360-degree spherical imaging is the hallmark of IPIX technology. The images are typically digital processed in real-time to provide useful immersive views for surveillance and security monitoring.
Photo credit: Photo from Minds-Eye-View, Inc.
Just a year ago, it looked like the company and brand of IPIX had disappeared entirely after declaring bankruptcy. Now, however, the company is back on its feet, although in a different business format than it had been previously.
Just over one month after it licensed technology to Grandeye for video surveillance solutions, IPIX announced this week that it has licensed its core technology to REALVIZ (now part of Autodesk after the May 7, 2008, acquisition) for web-based immersive viewing.
The technology used by Realviz/Autodesk will be very close to the original "virtual tours" imaging that the original (pre-bankruptcy) IPIX Corporation licensed for use on real estate websites. The "Lookaround" technology being adopted by Autodesk gives users the ability to pan, tilt and zoom at the click of a mouse.

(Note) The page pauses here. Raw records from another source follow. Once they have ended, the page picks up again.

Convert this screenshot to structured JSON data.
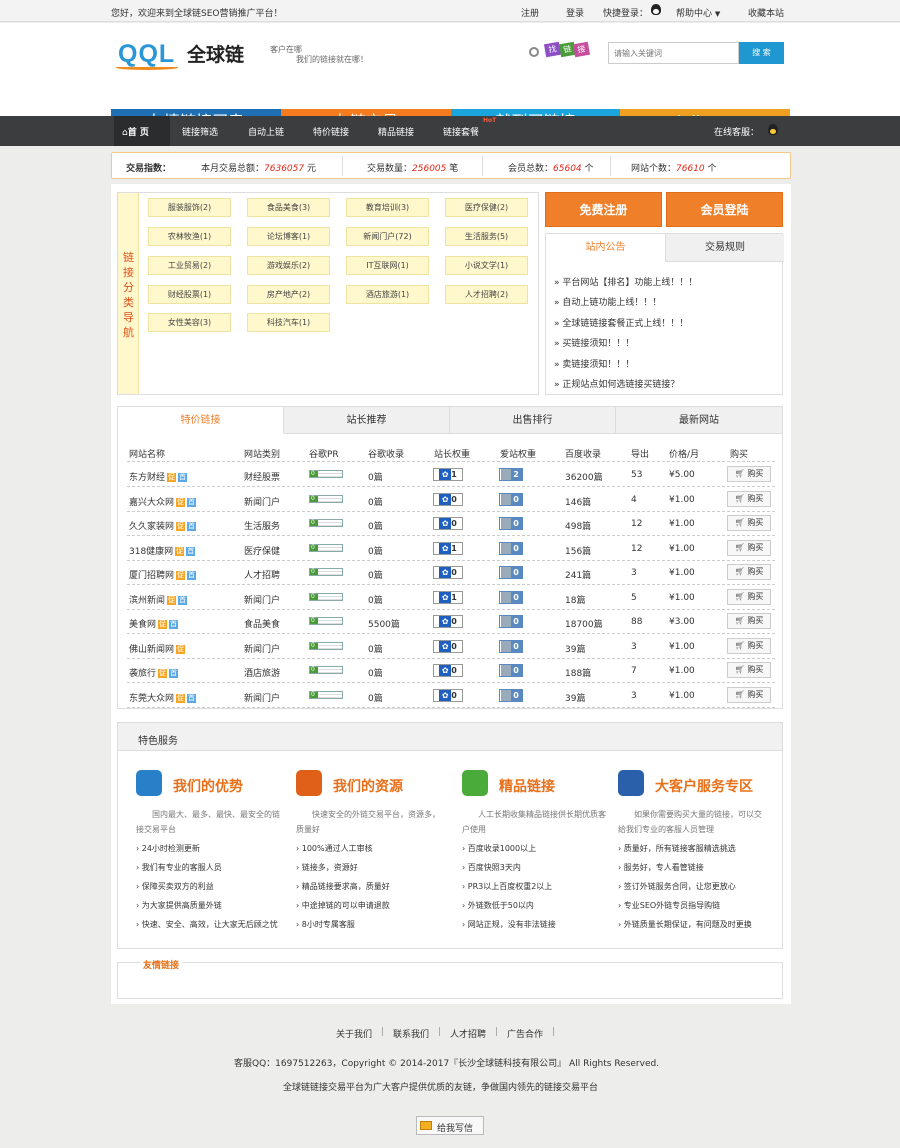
{
  "topbar": {
    "welcome": "您好，欢迎来到全球链SEO营销推广平台！",
    "register": "注册",
    "login": "登录",
    "quick_login": "快捷登录：",
    "help": "帮助中心",
    "favorite": "收藏本站"
  },
  "header": {
    "logo_text": "QQL",
    "logo_cn": "全球链",
    "slogan1": "客户在哪",
    "slogan2": "我们的链接就在哪！",
    "search_tags": [
      "找",
      "链",
      "接"
    ],
    "search_placeholder": "请输入关键词",
    "search_button": "搜 索"
  },
  "banners": [
    {
      "text": "友情链接买卖",
      "color": "#1f6fb5"
    },
    {
      "text": "友链交易",
      "color": "#f57c1f"
    },
    {
      "text": "就到买链接",
      "color": "#1aa6dc"
    },
    {
      "text": "quanqiulian.com.cn",
      "color": "#f0a020"
    }
  ],
  "nav": {
    "items": [
      "首 页",
      "链接筛选",
      "自动上链",
      "特价链接",
      "精品链接",
      "链接套餐"
    ],
    "hot_badge": "HoT",
    "online_service": "在线客服："
  },
  "stats": {
    "label": "交易指数：",
    "month_total_label": "本月交易总额：",
    "month_total": "7636057",
    "month_total_unit": "元",
    "trade_count_label": "交易数量：",
    "trade_count": "256005",
    "trade_count_unit": "笔",
    "members_label": "会员总数：",
    "members": "65604",
    "members_unit": "个",
    "sites_label": "网站个数：",
    "sites": "76610",
    "sites_unit": "个"
  },
  "categories": {
    "label": "链接分类导航",
    "items": [
      "服装服饰(2)",
      "食品美食(3)",
      "教育培训(3)",
      "医疗保健(2)",
      "农林牧渔(1)",
      "论坛博客(1)",
      "新闻门户(72)",
      "生活服务(5)",
      "工业贸易(2)",
      "游戏娱乐(2)",
      "IT互联网(1)",
      "小说文学(1)",
      "财经股票(1)",
      "房产地产(2)",
      "酒店旅游(1)",
      "人才招聘(2)",
      "女性美容(3)",
      "科技汽车(1)"
    ]
  },
  "actions": {
    "register": "免费注册",
    "member_login": "会员登陆"
  },
  "notice": {
    "tabs": [
      "站内公告",
      "交易规则"
    ],
    "items": [
      "» 平台网站【排名】功能上线！！！",
      "» 自动上链功能上线！！！",
      "» 全球链链接套餐正式上线！！！",
      "» 买链接须知！！！",
      "» 卖链接须知！！！",
      "» 正规站点如何选链接买链接？"
    ]
  },
  "market": {
    "tabs": [
      "特价链接",
      "站长推荐",
      "出售排行",
      "最新网站"
    ],
    "columns": [
      "网站名称",
      "网站类别",
      "谷歌PR",
      "谷歌收录",
      "站长权重",
      "爱站权重",
      "百度收录",
      "导出",
      "价格/月",
      "购买"
    ],
    "buy_label": "购买",
    "rows": [
      {
        "name": "东方财经",
        "badges": [
          "促",
          "首"
        ],
        "category": "财经股票",
        "pr": "0",
        "google": "0篇",
        "zz": "1",
        "az": "2",
        "baidu": "36200篇",
        "out": "53",
        "price": "¥5.00"
      },
      {
        "name": "嘉兴大众网",
        "badges": [
          "促",
          "首"
        ],
        "category": "新闻门户",
        "pr": "0",
        "google": "0篇",
        "zz": "0",
        "az": "0",
        "baidu": "146篇",
        "out": "4",
        "price": "¥1.00"
      },
      {
        "name": "久久家装网",
        "badges": [
          "促",
          "首"
        ],
        "category": "生活服务",
        "pr": "0",
        "google": "0篇",
        "zz": "0",
        "az": "0",
        "baidu": "498篇",
        "out": "12",
        "price": "¥1.00"
      },
      {
        "name": "318健康网",
        "badges": [
          "促",
          "首"
        ],
        "category": "医疗保健",
        "pr": "0",
        "google": "0篇",
        "zz": "1",
        "az": "0",
        "baidu": "156篇",
        "out": "12",
        "price": "¥1.00"
      },
      {
        "name": "厦门招聘网",
        "badges": [
          "促",
          "首"
        ],
        "category": "人才招聘",
        "pr": "0",
        "google": "0篇",
        "zz": "0",
        "az": "0",
        "baidu": "241篇",
        "out": "3",
        "price": "¥1.00"
      },
      {
        "name": "滨州新闻",
        "badges": [
          "促",
          "首"
        ],
        "category": "新闻门户",
        "pr": "0",
        "google": "0篇",
        "zz": "1",
        "az": "0",
        "baidu": "18篇",
        "out": "5",
        "price": "¥1.00"
      },
      {
        "name": "美食网",
        "badges": [
          "促",
          "首"
        ],
        "category": "食品美食",
        "pr": "0",
        "google": "5500篇",
        "zz": "0",
        "az": "0",
        "baidu": "18700篇",
        "out": "88",
        "price": "¥3.00"
      },
      {
        "name": "佛山新闻网",
        "badges": [
          "促"
        ],
        "category": "新闻门户",
        "pr": "0",
        "google": "0篇",
        "zz": "0",
        "az": "0",
        "baidu": "39篇",
        "out": "3",
        "price": "¥1.00"
      },
      {
        "name": "袭旅行",
        "badges": [
          "促",
          "首"
        ],
        "category": "酒店旅游",
        "pr": "0",
        "google": "0篇",
        "zz": "0",
        "az": "0",
        "baidu": "188篇",
        "out": "7",
        "price": "¥1.00"
      },
      {
        "name": "东莞大众网",
        "badges": [
          "促",
          "首"
        ],
        "category": "新闻门户",
        "pr": "0",
        "google": "0篇",
        "zz": "0",
        "az": "0",
        "baidu": "39篇",
        "out": "3",
        "price": "¥1.00"
      }
    ]
  },
  "services": {
    "title": "特色服务",
    "blocks": [
      {
        "title": "我们的优势",
        "icon": "user-icon",
        "color": "#2a7fc9",
        "desc": "国内最大、最多、最快、最安全的链接交易平台",
        "points": [
          "› 24小时检测更新",
          "› 我们有专业的客服人员",
          "› 保障买卖双方的利益",
          "› 为大家提供高质量外链",
          "› 快速、安全、高效，让大家无后顾之忧"
        ]
      },
      {
        "title": "我们的资源",
        "icon": "books-icon",
        "color": "#e0601a",
        "desc": "快速安全的外链交易平台，资源多，质量好",
        "points": [
          "› 100%通过人工审核",
          "› 链接多，资源好",
          "› 精品链接要求高，质量好",
          "› 中途掉链的可以申请退款",
          "› 8小时专属客服"
        ]
      },
      {
        "title": "精品链接",
        "icon": "check-icon",
        "color": "#4aaa3a",
        "desc": "人工长期收集精品链接供长期优质客户使用",
        "points": [
          "› 百度收录1000以上",
          "› 百度快照3天内",
          "› PR3以上百度权重2以上",
          "› 外链数低于50以内",
          "› 网站正规，没有非法链接"
        ]
      },
      {
        "title": "大客户服务专区",
        "icon": "globe-icon",
        "color": "#2a5fa9",
        "desc": "如果你需要购买大量的链接，可以交给我们专业的客服人员管理",
        "points": [
          "› 质量好，所有链接客服精选挑选",
          "› 服务好，专人看管链接",
          "› 签订外链服务合同，让您更放心",
          "› 专业SEO外链专员指导购链",
          "› 外链质量长期保证，有问题及时更换"
        ]
      }
    ]
  },
  "friend_links": {
    "title": "友情链接"
  },
  "footer": {
    "links": [
      "关于我们",
      "联系我们",
      "人才招聘",
      "广告合作"
    ],
    "copyright": "客服QQ：1697512263，Copyright © 2014-2017『长沙全球链科技有限公司』 All Rights Reserved.",
    "tagline": "全球链链接交易平台为广大客户提供优质的友链，争做国内领先的链接交易平台",
    "mail_button": "给我写信"
  }
}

IPIX is a division of Minds-Eye-View Inc., which is owned by patent owner Ford Oxaal (president and CEO). Oxaal originally licensed many of the imaging patents to the previous IPIX Corporation after a lawsuit between his firm Minds-Eye-View (MEV) and the original IPIX company that was started in the late 1990s.
According to Oxaal, the company is working with Grandeye for a camera line co-branded with Grandeye and IPIX, and megapixel video surveillance imaging is in the works, also as part of the Grandeye partnership.
Currently Oxaal said IPIX is selling the remaining stock from IPIX's previous video surveillance product line on its IPIXstore.com website. Oxaal said that equipment is being sold at deeply discounted prices and after the company's existing stock of video security cameras is sold, buyers will need to work with Grandeye to get the company's technology in a video surveillance camera format. The IPIX technology uses fisheye lenses to provide a spherical image; those images have traditionally been processed by software to create panoramic video security solutions that are useful for security monitoring.
What's next for IPIX? Oxaal says the company has technology developed for immersive viewing of entertainment video, but wouldn't elaborate further as the technology is under development. He noted that he's also tackling immersive imaging that could be applied for the military or for photographic-like mapping that could be used for disaster and emergency response.
The original IPIX Corporation suffered a bankruptcy almost two years ago and its assets were sold by the courts. Sony Corporation acquired a number of the IPIX-owned patents (the ones not being used under license from Oxaal).
"What most people do not know is that IPIX Corporation, which achieved a $2B market capitalization at its peak, operated its immersive media business under license to the Oxaal patents after the patents were established as valid and infringed," said Oxaal in announcing the Autodesk partnership. "Their own patents did not provide the necessary coverage for their immersive media business. The new IPIX puts all these pieces together under one roof.â€